The Real Reason Johnny Cash Covered Hurt By Nine Inch Nails

The word "legend" gets thrown around a lot, but there's no question that it applies to Johnny Cash. He hit the country scene running with 1957's Johnny Cash with His Hot and Blue Guitar! which included little-known tunes called "Folsom Prison Blues" and "I Walk the Line." He went on to live a roller coaster life full of success, tragedy, turmoil, and increasing mainstream fame, and left behind five decades of music, with more hits than most of us can name on one setting.

Cash has a truly astounding legacy, and enough signature songs to fill a set list. That's why it's pretty strange that one of the songs most associated with him actually belongs to a band from a very, very different genre. "Hurt," the incredibly moving second single from 2002's American IV: The Man Comes Around, carries the significance of being the most famous song from the last album Cash released during his lifetime. Curiously, it's also a cover of a popular Nine Inch Nails song from their 1994 album, The Downward Spiral. What could have prompted the country legend to turn his gaze toward an industrial rock song

Here is the real reason that the famous Man in Black covered "Hurt" by Nine Inch Nails.

American Recordings made the Man in Black the epitome of cool

To understand the trajectory that would allow Johnny Cash and a Nine Inch Nails song to be mentioned in the same sentence, we must first look at the album that revitalized him in the public eye. Cash was already quite the cool kid of country, but as an interview with Rolling Stone's Jancee Dunn shows us, the rest of the world caught on in 1994. This was the year Cash released American Recordings, a sparsely-produced album of stripped-down original material and covers from people like Glenn Danzig, Tom Waits and Leonard Cohen. In late 1993, he had already played at the legendary Viper Room, according to Setlist, and there were even rumors of a Lollapalooza appearance — something that was not often associated with an old-school country musician. 

Cash was now in with the hip crowd, and a lot of this was thanks to American Recordings producer Rick Rubin. As Kory Grow of Rolling Stone tells us, Rick Rubin is the co-founder of Def Jam records, and has produced acts like Eminem, Jay-Z, LL Cool J and Run-DMC. As such, he might not seem like the most obvious guy to produce Johnny Cash ... at least, until you read on, and note that his resume also includes acts ranging from Metallica and Slayer, to Tom Petty and The Dixie Chicks.

Rick Rubin works his magic

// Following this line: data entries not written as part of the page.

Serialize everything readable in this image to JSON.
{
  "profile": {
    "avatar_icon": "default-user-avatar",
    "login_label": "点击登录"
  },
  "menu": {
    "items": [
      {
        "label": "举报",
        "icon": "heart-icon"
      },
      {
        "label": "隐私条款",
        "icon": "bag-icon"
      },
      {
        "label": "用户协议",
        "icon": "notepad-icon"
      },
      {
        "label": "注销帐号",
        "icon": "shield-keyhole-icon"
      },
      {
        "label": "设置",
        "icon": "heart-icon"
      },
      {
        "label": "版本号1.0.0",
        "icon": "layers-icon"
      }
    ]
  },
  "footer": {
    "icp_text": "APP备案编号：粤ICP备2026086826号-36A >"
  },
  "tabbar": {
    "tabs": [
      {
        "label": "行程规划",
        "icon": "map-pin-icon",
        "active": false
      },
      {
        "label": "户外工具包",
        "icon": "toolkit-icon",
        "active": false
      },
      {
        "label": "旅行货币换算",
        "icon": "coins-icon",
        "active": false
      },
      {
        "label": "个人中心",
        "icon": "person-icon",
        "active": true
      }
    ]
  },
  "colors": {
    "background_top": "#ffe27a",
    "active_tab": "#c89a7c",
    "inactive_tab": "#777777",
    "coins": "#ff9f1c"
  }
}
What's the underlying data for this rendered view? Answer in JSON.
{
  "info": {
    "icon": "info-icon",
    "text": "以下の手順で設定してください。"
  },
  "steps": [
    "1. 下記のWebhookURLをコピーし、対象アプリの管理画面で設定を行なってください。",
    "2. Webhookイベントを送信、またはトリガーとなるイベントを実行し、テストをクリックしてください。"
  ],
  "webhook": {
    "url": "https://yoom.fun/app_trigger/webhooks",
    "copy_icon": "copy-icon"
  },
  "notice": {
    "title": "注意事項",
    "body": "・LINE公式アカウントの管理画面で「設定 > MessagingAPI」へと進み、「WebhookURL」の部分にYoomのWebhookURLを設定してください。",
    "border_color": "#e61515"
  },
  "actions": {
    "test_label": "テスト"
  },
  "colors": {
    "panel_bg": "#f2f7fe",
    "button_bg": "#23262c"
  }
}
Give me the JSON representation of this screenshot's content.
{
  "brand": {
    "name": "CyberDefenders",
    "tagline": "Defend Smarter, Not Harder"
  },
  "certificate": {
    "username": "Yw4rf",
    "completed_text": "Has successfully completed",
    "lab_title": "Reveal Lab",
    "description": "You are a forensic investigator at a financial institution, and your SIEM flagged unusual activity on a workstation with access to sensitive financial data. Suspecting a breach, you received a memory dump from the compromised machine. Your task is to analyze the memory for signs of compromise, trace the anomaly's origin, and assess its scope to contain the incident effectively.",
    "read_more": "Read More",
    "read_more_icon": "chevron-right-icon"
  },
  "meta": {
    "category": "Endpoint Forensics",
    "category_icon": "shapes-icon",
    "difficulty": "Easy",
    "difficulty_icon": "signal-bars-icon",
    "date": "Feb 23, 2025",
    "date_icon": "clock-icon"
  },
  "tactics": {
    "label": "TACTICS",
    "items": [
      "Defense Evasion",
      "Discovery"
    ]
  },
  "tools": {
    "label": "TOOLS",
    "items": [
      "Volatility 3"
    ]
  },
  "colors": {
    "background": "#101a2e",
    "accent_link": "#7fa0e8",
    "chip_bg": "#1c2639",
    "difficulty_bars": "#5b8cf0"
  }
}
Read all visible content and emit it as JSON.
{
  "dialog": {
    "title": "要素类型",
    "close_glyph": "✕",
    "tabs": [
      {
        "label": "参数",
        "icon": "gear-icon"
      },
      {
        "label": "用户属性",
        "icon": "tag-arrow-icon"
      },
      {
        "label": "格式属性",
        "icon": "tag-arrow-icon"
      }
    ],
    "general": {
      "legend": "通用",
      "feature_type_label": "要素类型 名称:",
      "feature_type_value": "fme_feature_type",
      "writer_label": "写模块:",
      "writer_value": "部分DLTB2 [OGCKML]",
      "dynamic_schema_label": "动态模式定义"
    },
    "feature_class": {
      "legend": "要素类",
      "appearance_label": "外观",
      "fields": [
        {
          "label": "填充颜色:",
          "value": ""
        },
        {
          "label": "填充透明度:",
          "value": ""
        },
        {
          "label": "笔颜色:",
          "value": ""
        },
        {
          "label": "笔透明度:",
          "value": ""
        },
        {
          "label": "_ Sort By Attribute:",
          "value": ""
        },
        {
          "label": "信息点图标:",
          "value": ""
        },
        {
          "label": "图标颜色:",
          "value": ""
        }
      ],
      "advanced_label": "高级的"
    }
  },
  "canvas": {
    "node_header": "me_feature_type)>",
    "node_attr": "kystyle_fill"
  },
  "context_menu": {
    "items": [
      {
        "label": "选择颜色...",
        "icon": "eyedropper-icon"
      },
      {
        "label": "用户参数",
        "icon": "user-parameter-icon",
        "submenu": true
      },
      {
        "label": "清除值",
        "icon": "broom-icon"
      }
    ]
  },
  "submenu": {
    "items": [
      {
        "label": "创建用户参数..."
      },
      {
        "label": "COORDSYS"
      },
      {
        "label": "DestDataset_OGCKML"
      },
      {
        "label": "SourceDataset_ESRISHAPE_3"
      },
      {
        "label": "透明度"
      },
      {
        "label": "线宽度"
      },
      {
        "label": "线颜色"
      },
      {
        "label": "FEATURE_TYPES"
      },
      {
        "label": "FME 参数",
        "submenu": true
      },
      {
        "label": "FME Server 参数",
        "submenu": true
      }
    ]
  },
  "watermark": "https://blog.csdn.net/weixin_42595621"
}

According to Johnny Black of Louder, Rick Rubin became interested in Johnny Cash because he wanted to work with "a legendary artist who might not be in the best place in his career at the moment." Manager Lou Robin set up a meeting between the two in 1993, and though Cash initially dismissed Rubin as a run-in-the-mill record company guy, the producer won him over with a simple idea. According to Cash, Rubin's proposition was: "Well, I don't know that we will sell records. I would like you to sit in my living room with a guitar and two microphones and just sing to your heart's content, everything you ever wanted to record." Understandably, this worked just fine with Cash. 

Rubin kept his promise of creative freedom and lo-fi simplicity. His wide-ranging musical tastes allowed for a method of production that was light on studio grind and heavy on friendly interaction between him and Cash, with the producer introducing the artist to new, exciting music. When they worked on the first American Recordings, they used this method to record around 70 songs over a period of nine months, and it's probably safe to say that this novel approach paid off. In a 2004 interview with WBUR, Rubin said that from that point on, they were basically always working, recording sporadically whenever the ailing artist felt he was up to it.  

Trent Reznor loses a song

As Alex Howlett of Financial Times writes, Nine Inch Nails' "Hurt" finally made it to the fourth installment of the American Recordings series in 2002. Rick Rubin had sent Cash the song before, but the singer couldn't identify with its industrial style. This time, Rubin sent him the lyrics as well, and after Cash gave it a second shot, he told the producer: "If you feel strongly about this, we can try it."

Nine Inch Nails frontman Trent Reznor was slightly more doubtful, as Radio X notes. "Hurt" was an intensely personal thing he had written during a period of severe depression, and he initially perceived the idea of a Johnny Cash version as "gimmicky." However, when Rubin came calling, Reznor gave his permission to cover the track, which Cash chose to interpret truthfully to his situation at the time: Instead of Reznor's young man's anguish, Cash sang "Hurt" as a man whose health was failing and who was nearing his death.

Initially, Reznor was conflicted about the end result, describing it as "weird" and "like I was watching my girlfriend f**k somebody else." However, when he saw the music video, which paired Cash's powerful, yet fragile version to imagery of the elderly singer in the eerie environment of the House of Cash museum, Reznor realized the impact of the country legend's take on "Hurt," a cover song that has become more famous than the original. "I just lost my girlfriend," the Nine Inch Nail star said, "Because that song isn't mine anymore."